“As you lose the marshes you lose the ecosystem,” he says.
“In a strange way, the more people that come to Venice, the harder it is for the ecosystem to survive,” he adds.
We drive back past a sand bank, which Vittorio and his friends cleared of plastic a few weeks ago, and another that needs to be done.
Very high tides are more and more frequent here now. The city floods far more than it used to and the erosion is devastating. It is especially bad because of the salt in the water.
Jane Da Mosto is from London originally but a Venetian for 25 years and an environment scientist who now depressingly finds her subject all around her.
“I do think that Venice could be an important example to other places around the world,” she tells me.
“Venice is a unique city but the single critical issues that are challenging Venice are very common to other places, but its true we have benefit here in Venice of seeing things close up and magnified and also having an impact on the scale of this city because its relatively small and tightly packed.”
“I do think Venice is kind of the canary in the mine because it has so much international attention on what happens to Venice everybody thinks of Venice, most people love Venice so we really are at the coal face of showing that the future is possible.”
Back in St Mark’s Square the crowds have gathered. On a daily basis now there are double the number of tourists as they are residents.
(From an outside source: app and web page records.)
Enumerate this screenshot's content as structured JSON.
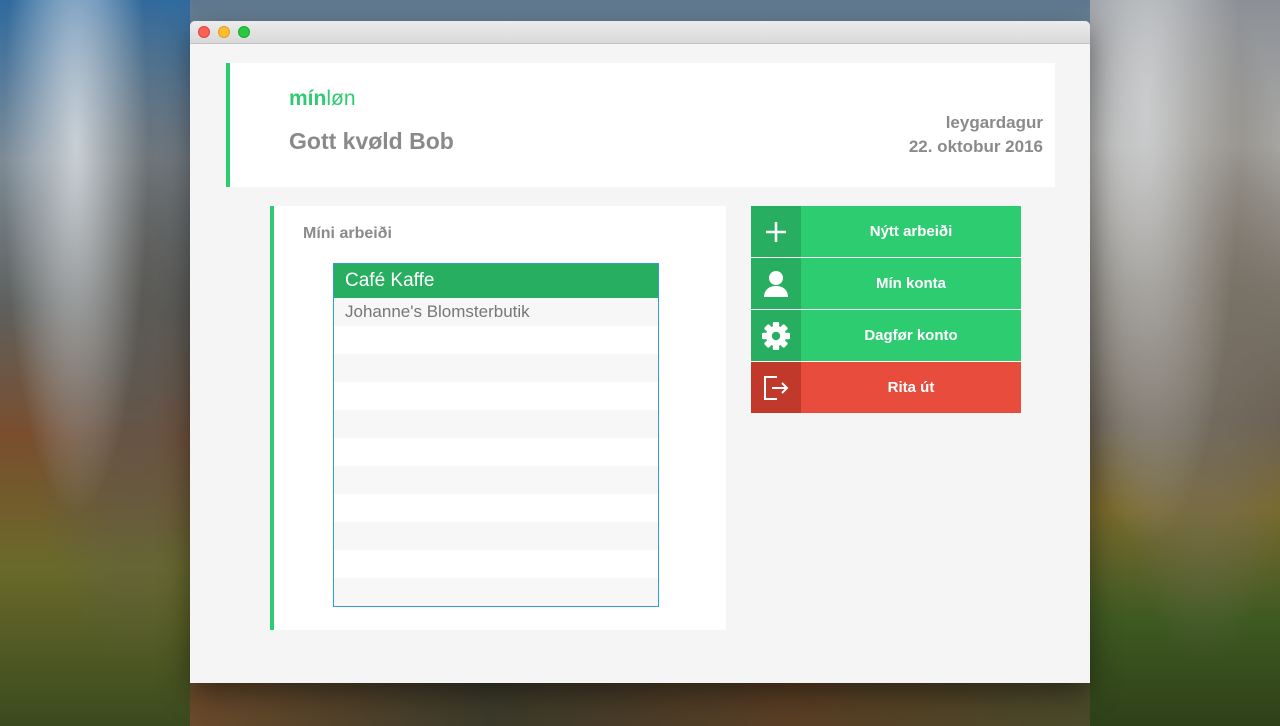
{
  "colors": {
    "accent": "#2ecc71",
    "accent_dark": "#27ae60",
    "danger": "#e74c3c",
    "danger_dark": "#c0392b",
    "text_muted": "#8a8a8a",
    "list_border": "#2e9ed6"
  },
  "header": {
    "logo_bold": "mín",
    "logo_light": "løn",
    "greeting": "Gott kvøld Bob",
    "weekday": "leygardagur",
    "date": "22. oktobur 2016"
  },
  "work": {
    "title": "Míni arbeiði",
    "items": [
      {
        "label": "Café Kaffe",
        "selected": true
      },
      {
        "label": "Johanne's Blomsterbutik",
        "selected": false
      }
    ]
  },
  "actions": [
    {
      "label": "Nýtt arbeiði",
      "icon": "plus-icon"
    },
    {
      "label": "Mín konta",
      "icon": "user-icon"
    },
    {
      "label": "Dagfør konto",
      "icon": "gear-icon"
    },
    {
      "label": "Rita út",
      "icon": "logout-icon"
    }
  ]
}
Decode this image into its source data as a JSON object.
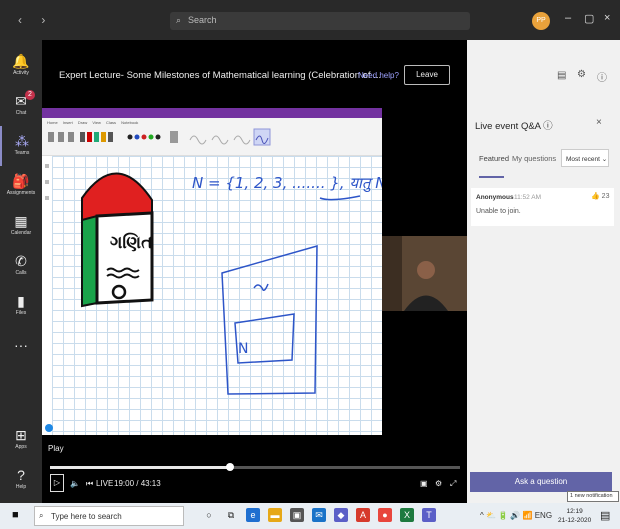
{
  "titlebar": {
    "search_placeholder": "Search",
    "avatar_initials": "PP"
  },
  "rail": [
    {
      "name": "activity",
      "label": "Activity",
      "glyph": "🔔"
    },
    {
      "name": "chat",
      "label": "Chat",
      "glyph": "✉",
      "badge": "2"
    },
    {
      "name": "teams",
      "label": "Teams",
      "glyph": "⁂",
      "active": true
    },
    {
      "name": "assignments",
      "label": "Assignments",
      "glyph": "🎒"
    },
    {
      "name": "calendar",
      "label": "Calendar",
      "glyph": "▦"
    },
    {
      "name": "calls",
      "label": "Calls",
      "glyph": "✆"
    },
    {
      "name": "files",
      "label": "Files",
      "glyph": "▮"
    },
    {
      "name": "more",
      "label": "",
      "glyph": "···"
    },
    {
      "name": "apps",
      "label": "Apps",
      "glyph": "⊞"
    },
    {
      "name": "help",
      "label": "Help",
      "glyph": "?"
    }
  ],
  "event": {
    "title": "Expert Lecture- Some Milestones of Mathematical learning (Celebration of ...",
    "need_help": "Need help?",
    "leave": "Leave"
  },
  "slide": {
    "tabs": "Home Insert Draw View Class Notebook",
    "set_notation": "N = {1, 2, 3, ....... },  यातु Ns",
    "book_word": "ગણિત",
    "box_label": "N"
  },
  "player": {
    "play_tooltip": "Play",
    "live": "LIVE",
    "time": "19:00 / 43:13",
    "progress": 0.44
  },
  "qa": {
    "title": "Live event Q&A",
    "tabs": [
      "Featured",
      "My questions"
    ],
    "sort": "Most recent",
    "question": {
      "author": "Anonymous",
      "time": "11:52 AM",
      "text": "Unable to join.",
      "likes": "23"
    },
    "ask_button": "Ask a question",
    "tooltip": "1 new notification"
  },
  "taskbar": {
    "search_placeholder": "Type here to search",
    "lang": "ENG",
    "time": "12:19",
    "date": "21-12-2020"
  },
  "colors": {
    "accent": "#6264a7",
    "onenote": "#7332a0",
    "ink": "#2d55c8"
  }
}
Regularly, 100,000 visit on a single day.
On the corner of the square is Gelateria Al Todaro. It was opened in 1948 by Giovanni Barbalich and brought ice cream to to the city for the first time.
It’s run now by Giovanni’s great grandson Claudio Vernier.
“I am here because I want to do something for this city. I try and I think that a lot of persons – not only Venetians but everyone in the world who love Venice – want to do it. In my opinion we have to think about the city against the pollution, against the over-tourism so we have do decide how many person every day,” Claudio says.
He is also the president of the St Mark’s Square Traders Association and spends much time these days worrying about flooding.
“There are a lot of studies and yes it’s always more frequent. Yes it is,” he says.
“But now we have not only the problem of the high tide but it’s also the waves because a lot of water enter from the sea and its really strong and the pressure on the buildings that is terrible.
“It’s not like a lake, its like a river so really really strong water against the buildings, the palaces.”
Back on the canal with Vittorio, I ask how much he worries about his city.
“Quite a bit, yes. Recently more than I used to. It’s because I have become more active and I get to see all of the problems with a sense of being here.”
What’s encouraging is that he and his young friends are increasingly active in trying to help campaign for the protection and preservation of the city. He and his friends run a grass roots association called Venice Calls.
But up against that is the realisation that fewer and fewer people actually live in the city. The population is in decline.
Vittorio says: “I definitely think it’s important to invest in the young community of Venice and to help them find a place to live in Venice to keep them within the community so that they can help prevent these problems.
“If the motive is instead to fill it up with tourism and get more and more people from outside coming to live here that will lead to Venetians leaving the city and it becomes Disneyland.”
His mother Jane agrees.
“If you save Venice as a living city with its resident population who know how to care for it, Venice is a better place to visit and also Venice is a microcosm of how to save a place that is relevant to the future of the world,” she says.
Jane lives in a sinking city surrounded by a rising sea and unsustainable unregulated growth in tourists but she is not despondent.
“All the problems of Venice can be broken down into the component parts and analysed objectively and solutions can be found,” she adds.
“We are not trying to inhabit Mars; we are trying to fix things in a city that’s been here for 1,000 years and I don’t want to be part of the population that lets it all just slip away.”